Give back the entries exactly as they read, leaving each image out.

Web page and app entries

= = = = = = =

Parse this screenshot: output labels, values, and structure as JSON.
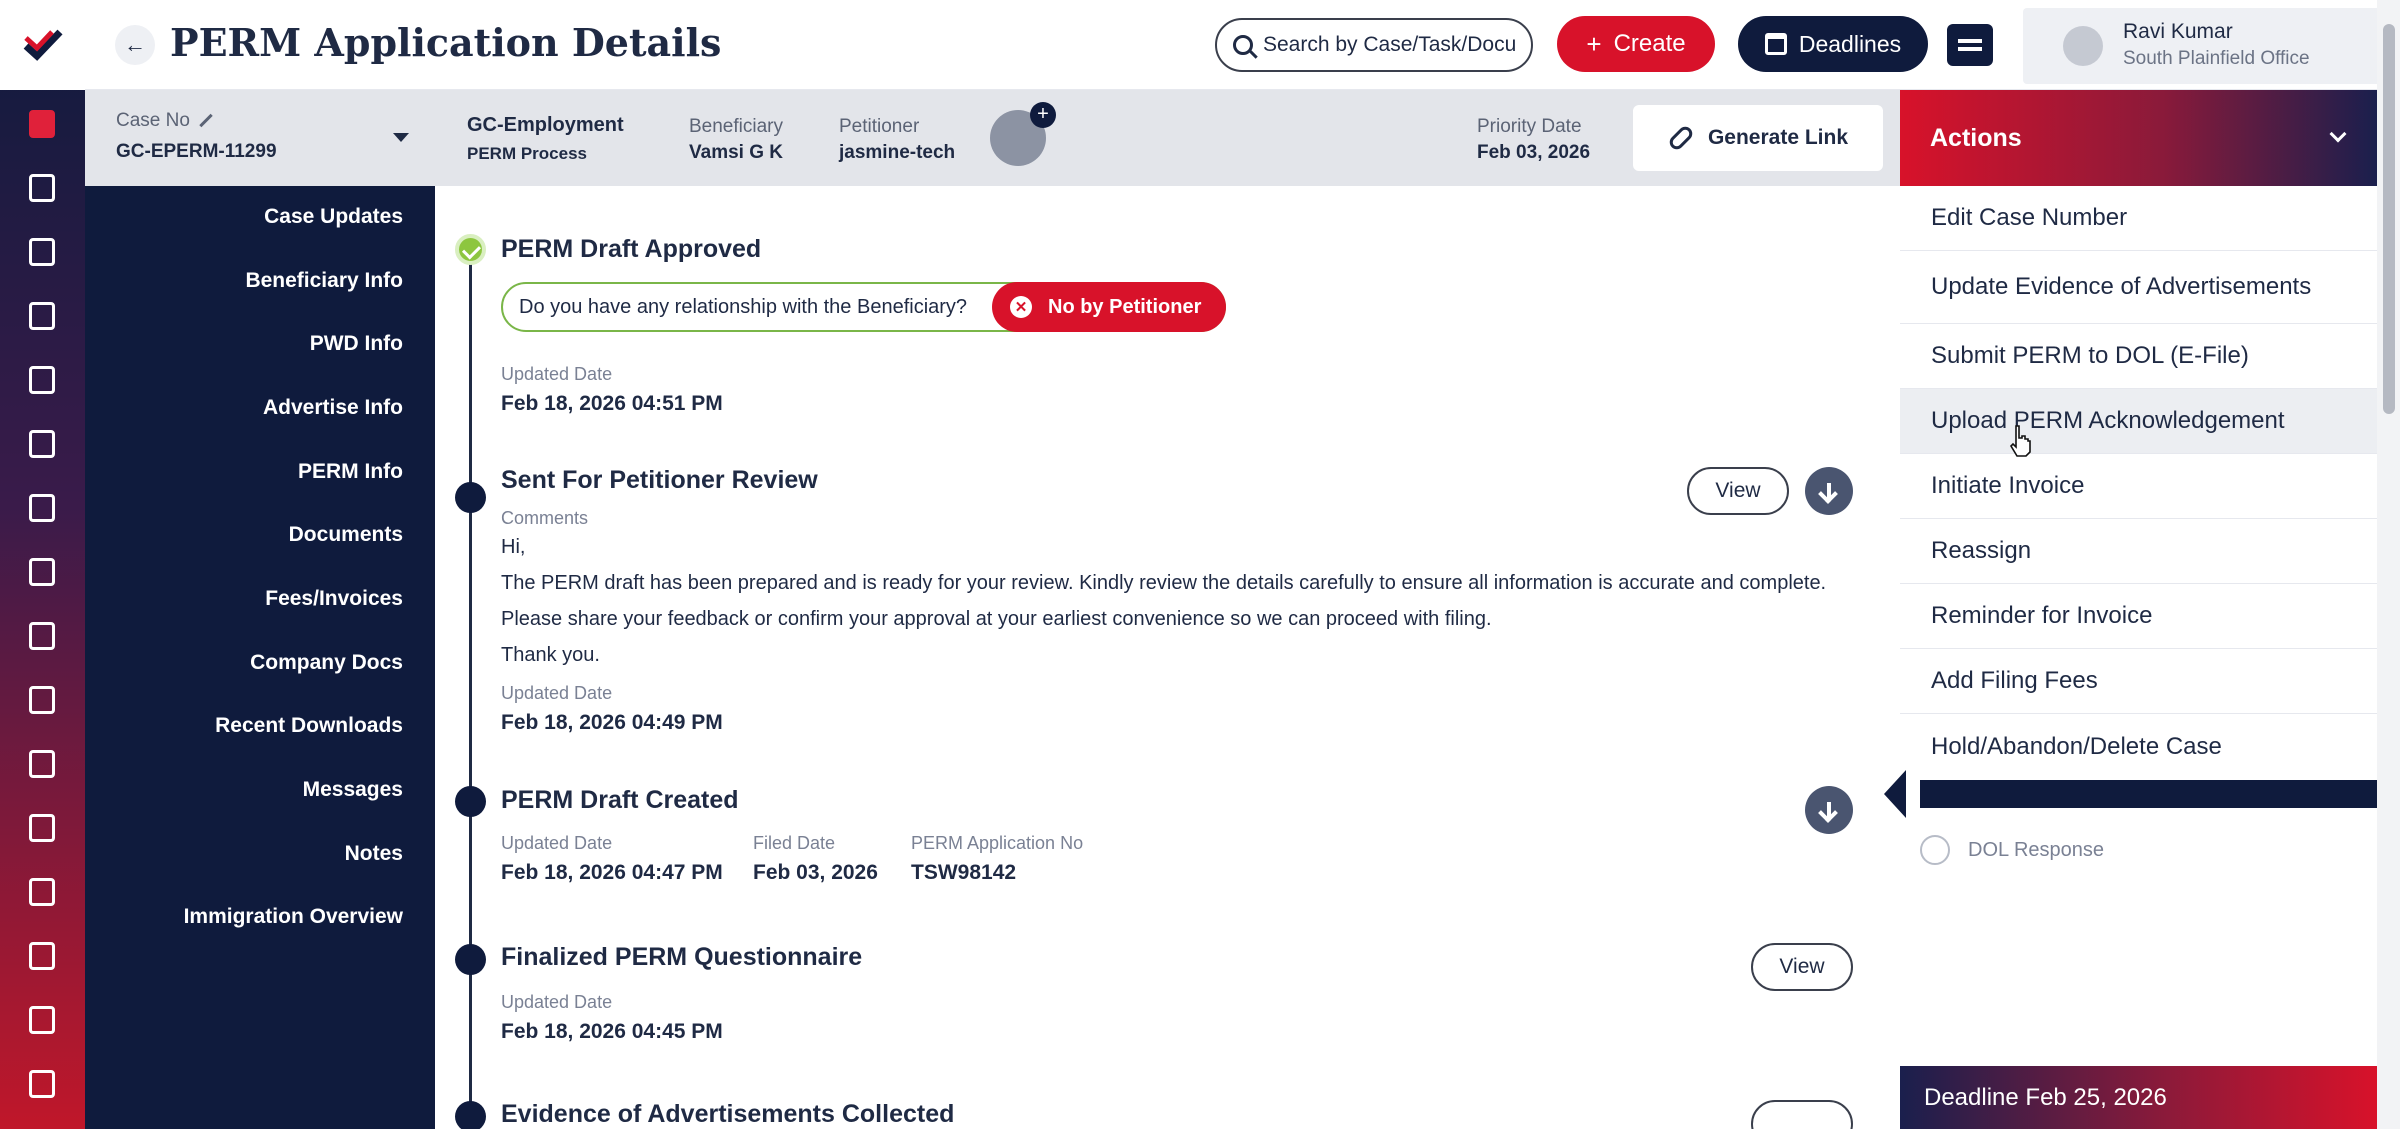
{
  "header": {
    "title": "PERM Application Details",
    "search_placeholder": "Search by Case/Task/Docu",
    "create_label": "Create",
    "deadlines_label": "Deadlines",
    "user_name": "Ravi Kumar",
    "user_office": "South Plainfield Office"
  },
  "case": {
    "case_no_label": "Case No",
    "case_no": "GC-EPERM-11299",
    "type": "GC-Employment",
    "process": "PERM Process",
    "beneficiary_label": "Beneficiary",
    "beneficiary": "Vamsi G K",
    "petitioner_label": "Petitioner",
    "petitioner": "jasmine-tech",
    "priority_label": "Priority Date",
    "priority_date": "Feb 03, 2026",
    "generate_link_label": "Generate Link"
  },
  "sections": [
    "Case Updates",
    "Beneficiary Info",
    "PWD Info",
    "Advertise Info",
    "PERM Info",
    "Documents",
    "Fees/Invoices",
    "Company Docs",
    "Recent Downloads",
    "Messages",
    "Notes",
    "Immigration Overview"
  ],
  "timeline": {
    "approved": {
      "title": "PERM Draft Approved",
      "question": "Do you have any relationship with the Beneficiary?",
      "answer": "No by Petitioner",
      "updated_label": "Updated Date",
      "updated": "Feb 18, 2026 04:51 PM"
    },
    "review": {
      "title": "Sent For Petitioner Review",
      "comments_label": "Comments",
      "line1": "Hi,",
      "line2": "The PERM draft has been prepared and is ready for your review. Kindly review the details carefully to ensure all information is accurate and complete.",
      "line3": "Please share your feedback or confirm your approval at your earliest convenience so we can proceed with filing.",
      "line4": "Thank you.",
      "updated_label": "Updated Date",
      "updated": "Feb 18, 2026 04:49 PM",
      "view_label": "View"
    },
    "created": {
      "title": "PERM Draft Created",
      "updated_label": "Updated Date",
      "updated": "Feb 18, 2026 04:47 PM",
      "filed_label": "Filed Date",
      "filed": "Feb 03, 2026",
      "appno_label": "PERM Application No",
      "appno": "TSW98142"
    },
    "questionnaire": {
      "title": "Finalized PERM Questionnaire",
      "updated_label": "Updated Date",
      "updated": "Feb 18, 2026 04:45 PM",
      "view_label": "View"
    },
    "evidence": {
      "title": "Evidence of Advertisements Collected"
    }
  },
  "actions": {
    "title": "Actions",
    "items": [
      "Edit Case Number",
      "Update Evidence of Advertisements",
      "Submit PERM to DOL (E-File)",
      "Upload PERM Acknowledgement",
      "Initiate Invoice",
      "Reassign",
      "Reminder for Invoice",
      "Add Filing Fees",
      "Hold/Abandon/Delete Case"
    ],
    "dol_response": "DOL Response",
    "deadline": "Deadline Feb 25, 2026"
  }
}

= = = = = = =

_Expected output:_
Parse this screenshot: output labels, values, and structure as JSON.
{
  "header": {
    "title": "PERM Application Details",
    "search_placeholder": "Search by Case/Task/Docu",
    "create_label": "Create",
    "deadlines_label": "Deadlines",
    "user_name": "Ravi Kumar",
    "user_office": "South Plainfield Office"
  },
  "case": {
    "case_no_label": "Case No",
    "case_no": "GC-EPERM-11299",
    "type": "GC-Employment",
    "process": "PERM Process",
    "beneficiary_label": "Beneficiary",
    "beneficiary": "Vamsi G K",
    "petitioner_label": "Petitioner",
    "petitioner": "jasmine-tech",
    "priority_label": "Priority Date",
    "priority_date": "Feb 03, 2026",
    "generate_link_label": "Generate Link"
  },
  "sections": [
    "Case Updates",
    "Beneficiary Info",
    "PWD Info",
    "Advertise Info",
    "PERM Info",
    "Documents",
    "Fees/Invoices",
    "Company Docs",
    "Recent Downloads",
    "Messages",
    "Notes",
    "Immigration Overview"
  ],
  "timeline": {
    "approved": {
      "title": "PERM Draft Approved",
      "question": "Do you have any relationship with the Beneficiary?",
      "answer": "No by Petitioner",
      "updated_label": "Updated Date",
      "updated": "Feb 18, 2026 04:51 PM"
    },
    "review": {
      "title": "Sent For Petitioner Review",
      "comments_label": "Comments",
      "line1": "Hi,",
      "line2": "The PERM draft has been prepared and is ready for your review. Kindly review the details carefully to ensure all information is accurate and complete.",
      "line3": "Please share your feedback or confirm your approval at your earliest convenience so we can proceed with filing.",
      "line4": "Thank you.",
      "updated_label": "Updated Date",
      "updated": "Feb 18, 2026 04:49 PM",
      "view_label": "View"
    },
    "created": {
      "title": "PERM Draft Created",
      "updated_label": "Updated Date",
      "updated": "Feb 18, 2026 04:47 PM",
      "filed_label": "Filed Date",
      "filed": "Feb 03, 2026",
      "appno_label": "PERM Application No",
      "appno": "TSW98142"
    },
    "questionnaire": {
      "title": "Finalized PERM Questionnaire",
      "updated_label": "Updated Date",
      "updated": "Feb 18, 2026 04:45 PM",
      "view_label": "View"
    },
    "evidence": {
      "title": "Evidence of Advertisements Collected"
    }
  },
  "actions": {
    "title": "Actions",
    "items": [
      "Edit Case Number",
      "Update Evidence of Advertisements",
      "Submit PERM to DOL (E-File)",
      "Upload PERM Acknowledgement",
      "Initiate Invoice",
      "Reassign",
      "Reminder for Invoice",
      "Add Filing Fees",
      "Hold/Abandon/Delete Case"
    ],
    "dol_response": "DOL Response",
    "deadline": "Deadline Feb 25, 2026"
  }
}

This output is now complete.